Cameron Maltby, a designer who specializes in those types of homes, said one of the greatest hurdles for property owners to clear isn’t so much the community worried about the character of their neighbourhood but, rather, getting bureaucrats to get over the “stigma” that comes for anything but single-family homes. Maltby lives in a duplex he designed on 23rd Street, near Lonsdale, to accommodate his family as well as his parents and one rental unit.

“(It) fits within the street and the neighbourhood quite nicely. I think the scale is no different than any of the other single-family houses in the neighbourhood,” he said, noting that most new homes are much, much larger and contain only one family.

The sentiment was echoed by Michael Geller, an architect and developer.

“Most builders will build that single-family house and sell it for $3.5 million rather than go through the aggravation and heartache to build something that’s more creative and perhaps much more needed,” he said.

Those types of projects should be fast-tracked for approval, Geller added.

Talk of infill or “gentle density” invariably brings up the worries about more cars and traffic, already sore points on the North Shore. But, Tulloch said that line of thought may be counterproductive as forcing people to choose between the extremes of small units in condo towers and detached homes just drives them – literally – out of the community.

“The challenge is there is nowhere to grow. Our population mix has shifted and folks are forced out of the community when they have that first or second child and they can no longer make a go of it in a one-bedroom apartment,” she said. “Many of those people who are now driving are people who tried to establish themselves here and in fact have jobs here, like teachers or firefighters or architects.”
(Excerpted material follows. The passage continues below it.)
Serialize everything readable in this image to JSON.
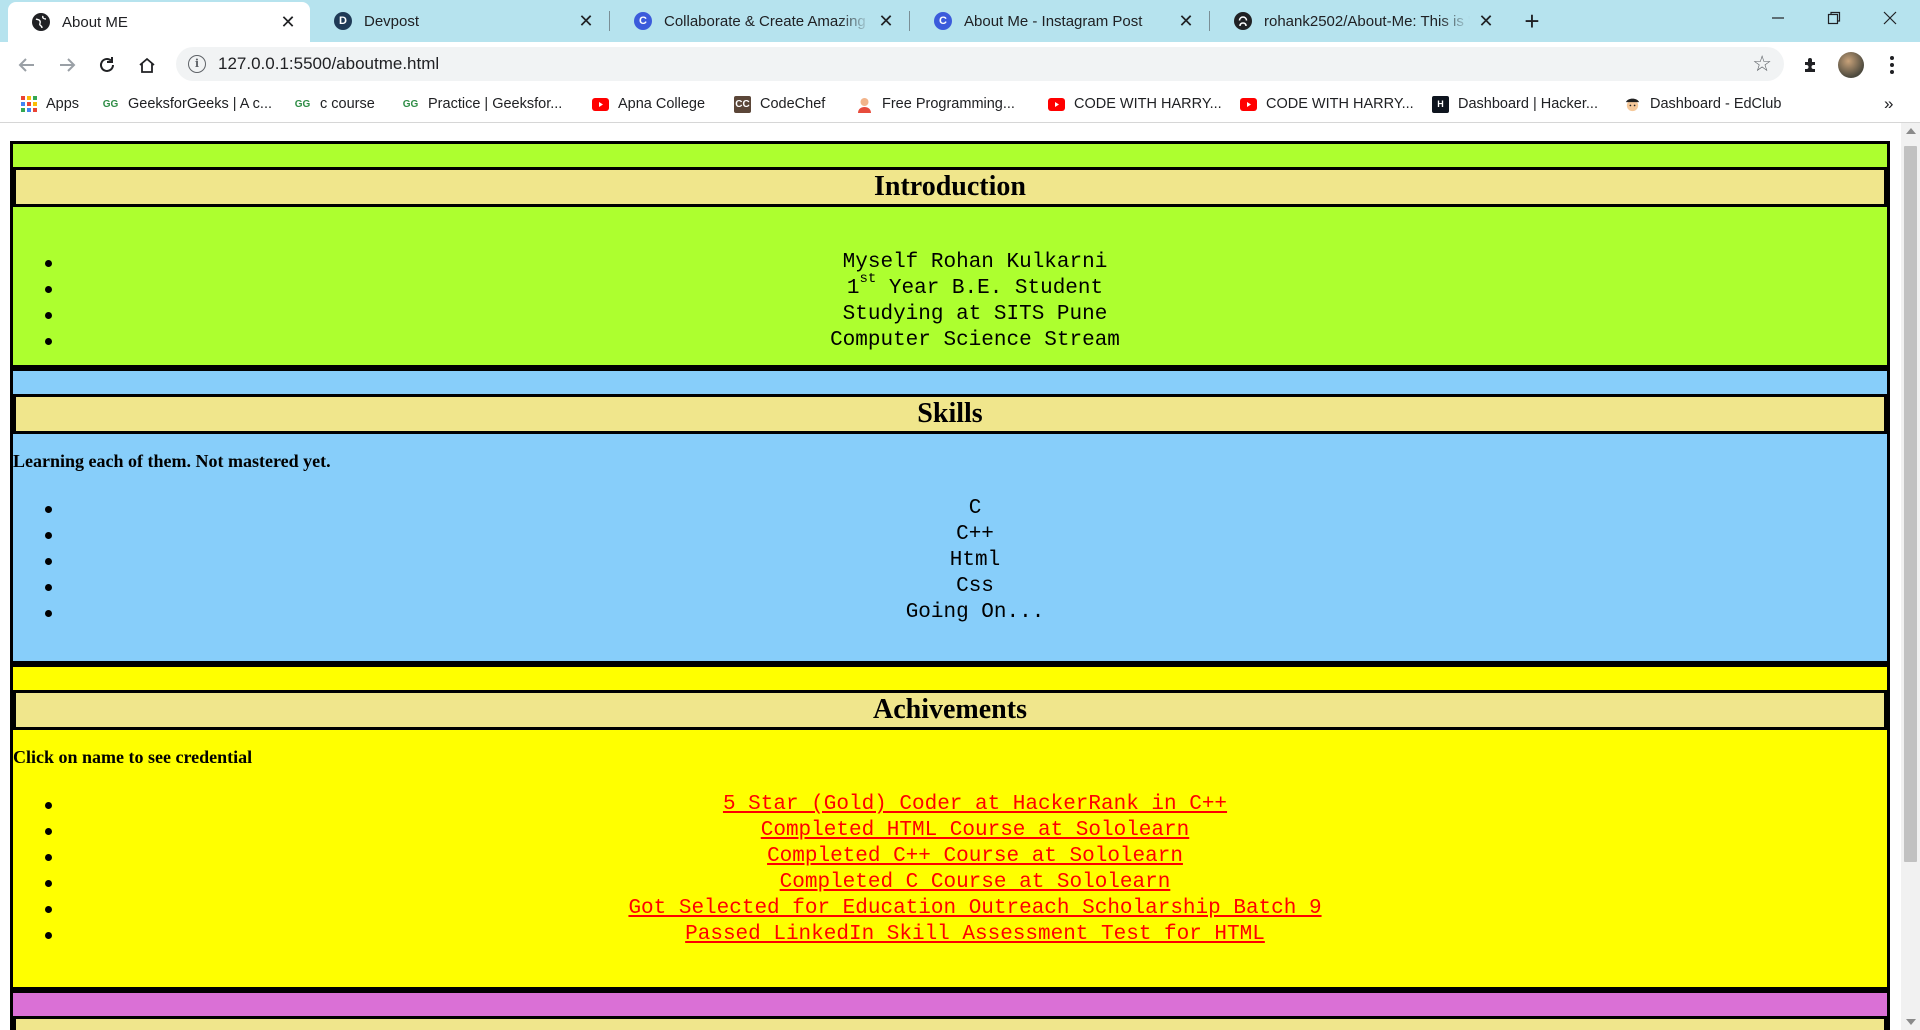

But with large single-family lots selling for $1.5 million, land costs alone mean that adding more of the missing middle won’t be the silver bullet to solve the Lower Mainland’s affordability crisis, the panel members agreed.

“We’re obviously not talking about affordability that caters to my daughter and her friends who are earning $50,000 or $60,000 or less,” Geller said. “This isn’t going to create the true, deep affordability that we so desperately need in the region.”

Following the meeting, Bond agreed and said government funding will be needed to create true affordability housing. But, he added, diversifying the housing stock is still a laudable goal.

“I’m not an economist but, in Vancouver, the opinion is no, you can’t build your way to affordability. But that doesn’t mean that doing nothing is going to make things any better either. I think you can give some options to people and let families like mine make a choice,” he said.

Beyond a failure to include enough variety of housing, Bond said the district’s OCP’s “hard lines” concentrating density in town centres may also have the unintended consequence of putting residents’ older, more affordable purpose-built rental buildings at risk of demoviction.

“If people are worried about those things and what we’re doing right now isn’t solving them, then we need to look at different solutions. That’s what this conversation is about,” he said.